table-cloth

We are born with the amazing ability to know how much we need to eat in order to grow and develop. This is part of our biological makeup. So a newborn infant feeds when he/she is hungry and takes the exact amount of breastmilk or formula that she needs to feel full and satisfied. As a parent, you can’t determine how much or how little your infant needs at each feed or over the whole day and night. in fact, for a breastfed infant you don’t know how much milk they are drinking. For a formula-fed infant, it is important to stop feeding when the infant shows that he has had enough and not to ‘try and get him to have just a bit more or to finish the little bit that is in the bottle’.

This inborn biological ability to know how much we need to eat doesn’t disappear when we start solids or even when we become toddlers. However it is something that can be overridden or diminished by trying to ‘get your child to eat’. Some of the ways that parents or carers try to ‘get a child to eat’ may be:

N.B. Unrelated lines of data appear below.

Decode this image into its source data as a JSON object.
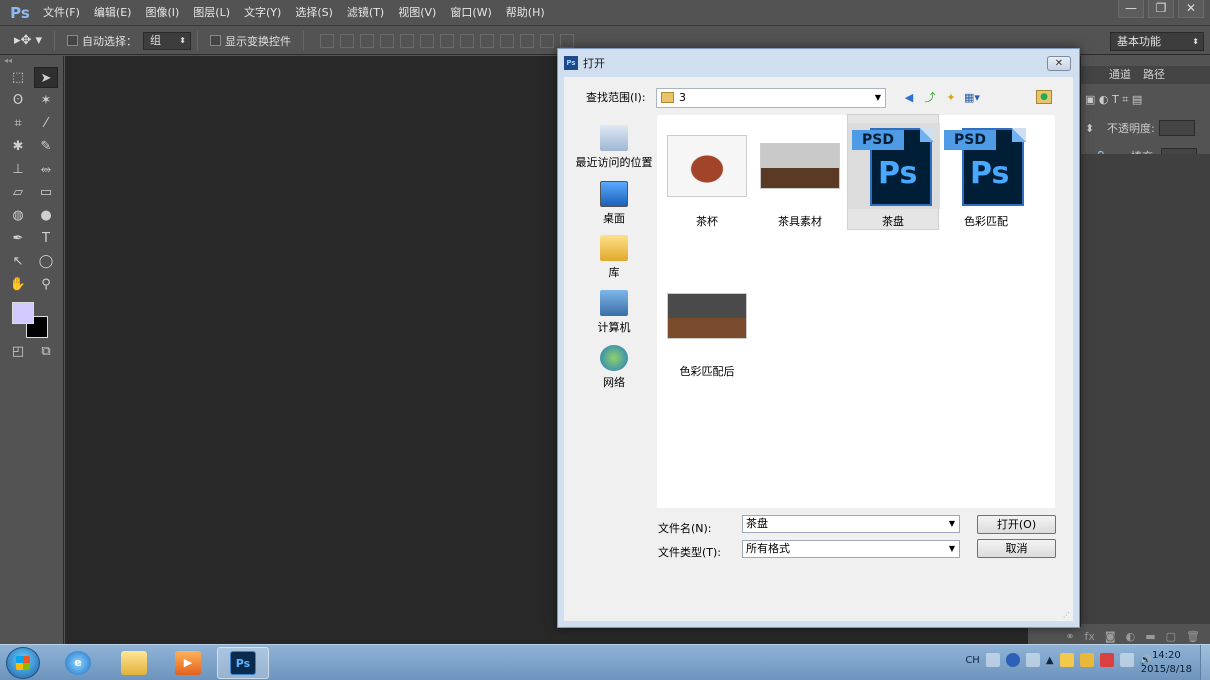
{
  "app": {
    "logo": "Ps"
  },
  "menu": [
    "文件(F)",
    "编辑(E)",
    "图像(I)",
    "图层(L)",
    "文字(Y)",
    "选择(S)",
    "滤镜(T)",
    "视图(V)",
    "窗口(W)",
    "帮助(H)"
  ],
  "window_controls": [
    "—",
    "❐",
    "✕"
  ],
  "options_bar": {
    "tool_icon": "move-tool-icon",
    "auto_select_label": "自动选择：",
    "auto_select_value": "组",
    "show_transform_label": "显示变换控件",
    "workspace_value": "基本功能"
  },
  "tools": {
    "rows": [
      [
        "⬚",
        "➤"
      ],
      [
        "ʘ",
        "✶"
      ],
      [
        "⌗",
        "⁄"
      ],
      [
        "✱",
        "✎"
      ],
      [
        "⊥",
        "⥈"
      ],
      [
        "▱",
        "▭"
      ],
      [
        "◍",
        "●"
      ],
      [
        "✒",
        "T"
      ],
      [
        "↖",
        "◯"
      ],
      [
        "✋",
        "⚲"
      ]
    ],
    "foreground_color": "#d2c9ff",
    "background_color": "#000000"
  },
  "right_panel": {
    "tabs": [
      "通道",
      "路径"
    ],
    "opacity_label": "不透明度:",
    "fill_label": "填充:"
  },
  "dialog": {
    "title": "打开",
    "close": "✕",
    "look_in_label": "查找范围(I):",
    "look_in_value": "3",
    "places": [
      "最近访问的位置",
      "桌面",
      "库",
      "计算机",
      "网络"
    ],
    "files": [
      {
        "name": "茶杯",
        "kind": "photo-cup"
      },
      {
        "name": "茶具素材",
        "kind": "photo-tea"
      },
      {
        "name": "茶盘",
        "kind": "psd",
        "selected": true
      },
      {
        "name": "色彩匹配",
        "kind": "psd"
      },
      {
        "name": "色彩匹配后",
        "kind": "photo-tea"
      }
    ],
    "psd_tag": "PSD",
    "psd_letters": "Ps",
    "filename_label": "文件名(N):",
    "filename_value": "茶盘",
    "filetype_label": "文件类型(T):",
    "filetype_value": "所有格式",
    "open_button": "打开(O)",
    "cancel_button": "取消"
  },
  "taskbar": {
    "apps": [
      "ie",
      "explorer",
      "media-player",
      "photoshop"
    ],
    "ps_label": "Ps",
    "lang": "CH",
    "time": "14:20",
    "date": "2015/8/18"
  }
}
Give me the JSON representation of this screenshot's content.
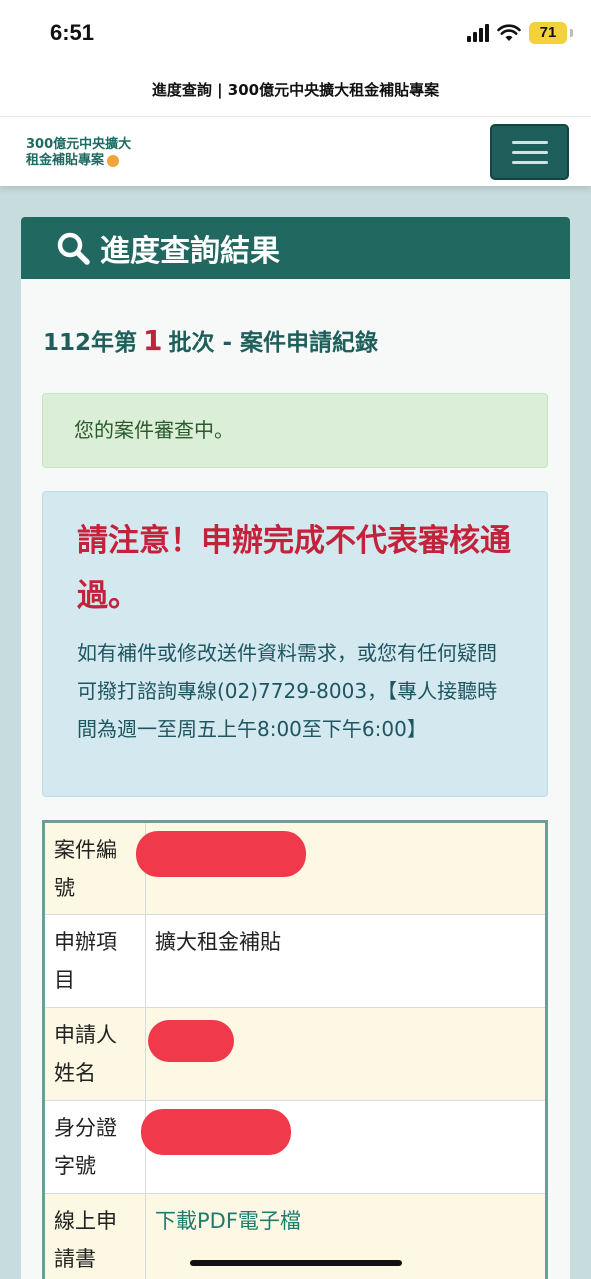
{
  "status_bar": {
    "time": "6:51",
    "battery": "71"
  },
  "browser": {
    "page_title": "進度查詢 | 300億元中央擴大租金補貼專案"
  },
  "header": {
    "logo_line1": "300億元中央擴大",
    "logo_line2": "租金補貼專案"
  },
  "card": {
    "title": "進度查詢結果",
    "batch": {
      "prefix": "112年第",
      "number": "1",
      "suffix": "批次 - 案件申請紀錄"
    },
    "status_message": "您的案件審查中。",
    "notice": {
      "warning": "請注意！申辦完成不代表審核通過。",
      "line1": "如有補件或修改送件資料需求，或您有任何疑問",
      "line2": "可撥打諮詢專線(02)7729-8003，【專人接聽時間為週一至周五上午8:00至下午6:00】"
    },
    "table": {
      "rows": [
        {
          "label": "案件編號",
          "value": ""
        },
        {
          "label": "申辦項目",
          "value": "擴大租金補貼"
        },
        {
          "label": "申請人姓名",
          "value": ""
        },
        {
          "label": "身分證字號",
          "value": ""
        },
        {
          "label": "線上申請書",
          "value": "下載PDF電子檔"
        }
      ]
    }
  },
  "colors": {
    "primary": "#216960",
    "alert_red": "#c4213a",
    "redaction": "#f03a4c"
  }
}
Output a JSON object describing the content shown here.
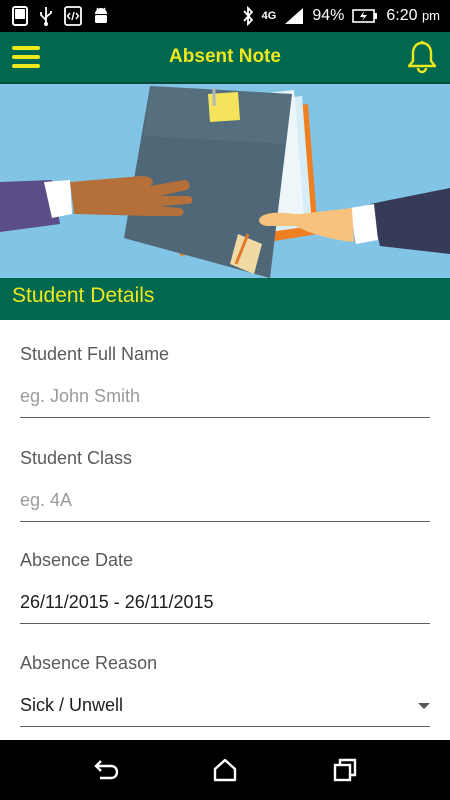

  1. Using food as a bribe – We’ve all heard or tried to ‘get a child to eat’ by saying “if you don’t eat your veges/meat you won’t get dessert”. The real message here is that the veges or the meat are the yukky foods and the dessert is the sought after reward.
  2. Using distractions such as the TV, DVD or music – the parent might spoon the food in whild the child is pre-occupied watching the screen or let the child eat in front of the screen. In both cases the child is distracted from the natural feelings of hunger or satiety (feeling satisfied). In this way the child may learn to overeat or get into the habit of eating in front of the TV.
  3. Making your child sit at the table long after they have finished eating – infants and young children give us clear signs when they have had enough to eat. They might close their lips, shake their head or push the food away. Finish the meal when your child has had enough. There is no point in getting her to sit there once she has finished eating in the hope that she will eat another mouthful or two.

Rather than using the methods above, I would suggest:

  1. Implement the ‘Division of Responsibility’ in feeding your child – this is a concept developed by Ellyn Satter, and American dietitian. This means that you provide the food for your child and it is up to the child to eat as much or as little as he wants.
  2. Put the food in the middle of the table and let each person serve themselves. For younger children, you could show them each dish and ask them if they want some. The main thing is that you respect your child’s decision and don’t ‘try and get them to eat’ what you want them to eat.
  3. Lead by example – eat with your child. You are the most important person in your child’s life, so seeing you eat the same food as you are offering her is going to be a powerful experience. You can’t expect them to eat vegetables, for example, if they rarely see you eating them, and that includes fathers too!
  4. Don’t talk about eating at the mealtime – your child knows when you are ‘trying to get them to eat’ and talking about eating can have the opposite outcome to what you want. For example, when you say ‘don’t you want to try the broccoli, it’s yummy’ your child picks up that you are trying to convince them to eat broccoli. They already know that if broccoli is on the table, you want them to eat it. There is no need to try and convince them. You want them to eat broccoli because they like it, not because they have been pressured into eating it.

Happy feeding.